*** Begin section ***
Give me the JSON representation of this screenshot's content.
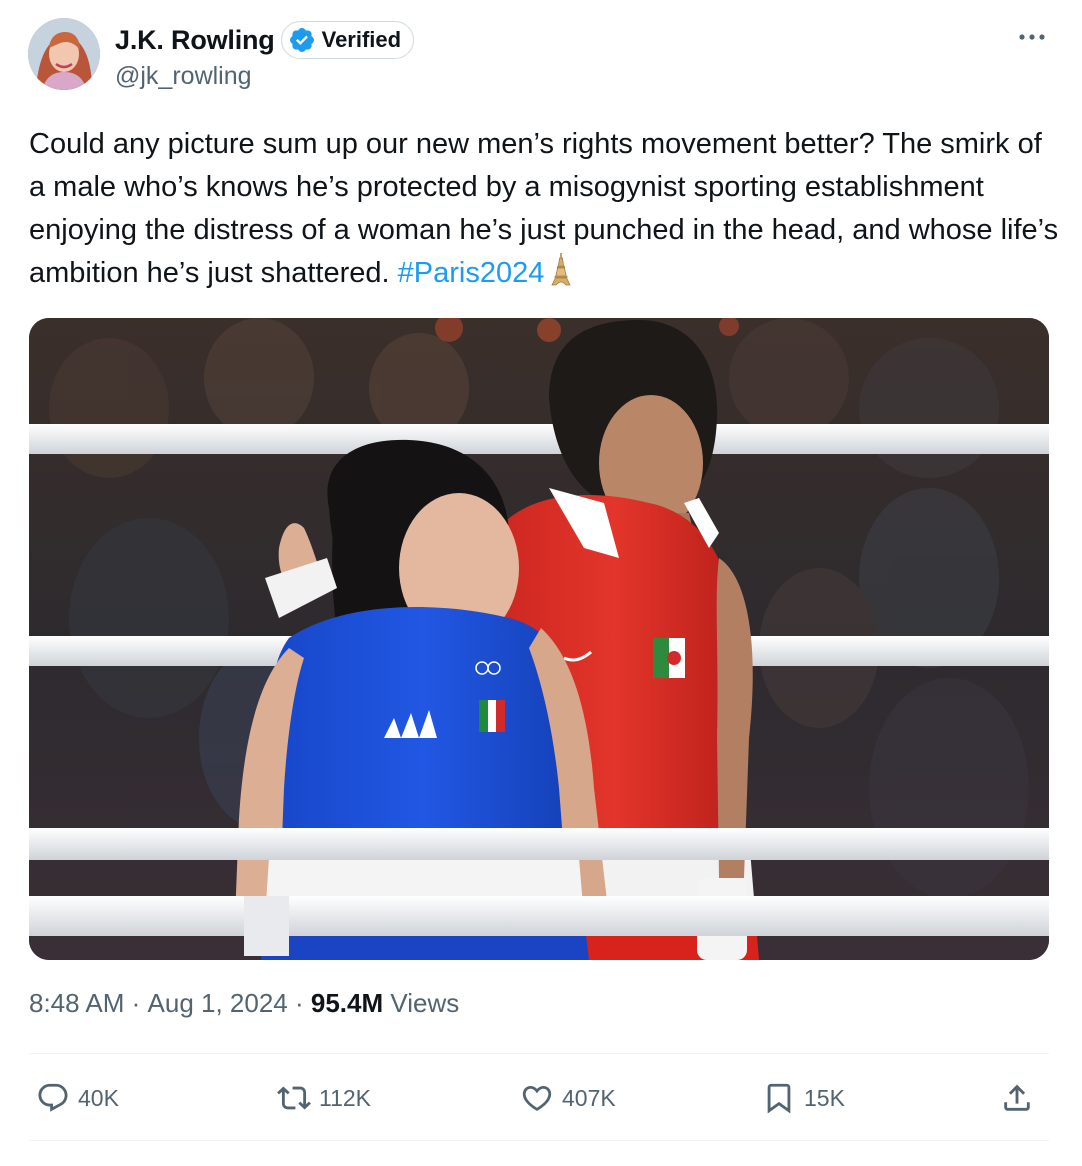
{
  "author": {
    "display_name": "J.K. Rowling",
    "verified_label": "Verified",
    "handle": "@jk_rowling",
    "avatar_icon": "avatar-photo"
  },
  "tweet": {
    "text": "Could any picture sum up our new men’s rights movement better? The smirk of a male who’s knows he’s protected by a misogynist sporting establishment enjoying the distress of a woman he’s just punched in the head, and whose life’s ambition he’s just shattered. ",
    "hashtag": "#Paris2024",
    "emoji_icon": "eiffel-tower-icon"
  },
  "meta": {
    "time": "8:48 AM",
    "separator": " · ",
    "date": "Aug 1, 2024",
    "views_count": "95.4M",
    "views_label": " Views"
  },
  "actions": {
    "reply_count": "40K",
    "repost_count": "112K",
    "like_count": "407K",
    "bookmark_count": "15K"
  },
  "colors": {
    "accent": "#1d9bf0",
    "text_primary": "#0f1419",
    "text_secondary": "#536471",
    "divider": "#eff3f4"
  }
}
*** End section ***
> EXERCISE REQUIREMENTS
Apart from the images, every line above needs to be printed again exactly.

> EXPECTED OUTPUT
Give me the JSON representation of this screenshot's content.
{
  "author": {
    "display_name": "J.K. Rowling",
    "verified_label": "Verified",
    "handle": "@jk_rowling",
    "avatar_icon": "avatar-photo"
  },
  "tweet": {
    "text": "Could any picture sum up our new men’s rights movement better? The smirk of a male who’s knows he’s protected by a misogynist sporting establishment enjoying the distress of a woman he’s just punched in the head, and whose life’s ambition he’s just shattered. ",
    "hashtag": "#Paris2024",
    "emoji_icon": "eiffel-tower-icon"
  },
  "meta": {
    "time": "8:48 AM",
    "separator": " · ",
    "date": "Aug 1, 2024",
    "views_count": "95.4M",
    "views_label": " Views"
  },
  "actions": {
    "reply_count": "40K",
    "repost_count": "112K",
    "like_count": "407K",
    "bookmark_count": "15K"
  },
  "colors": {
    "accent": "#1d9bf0",
    "text_primary": "#0f1419",
    "text_secondary": "#536471",
    "divider": "#eff3f4"
  }
}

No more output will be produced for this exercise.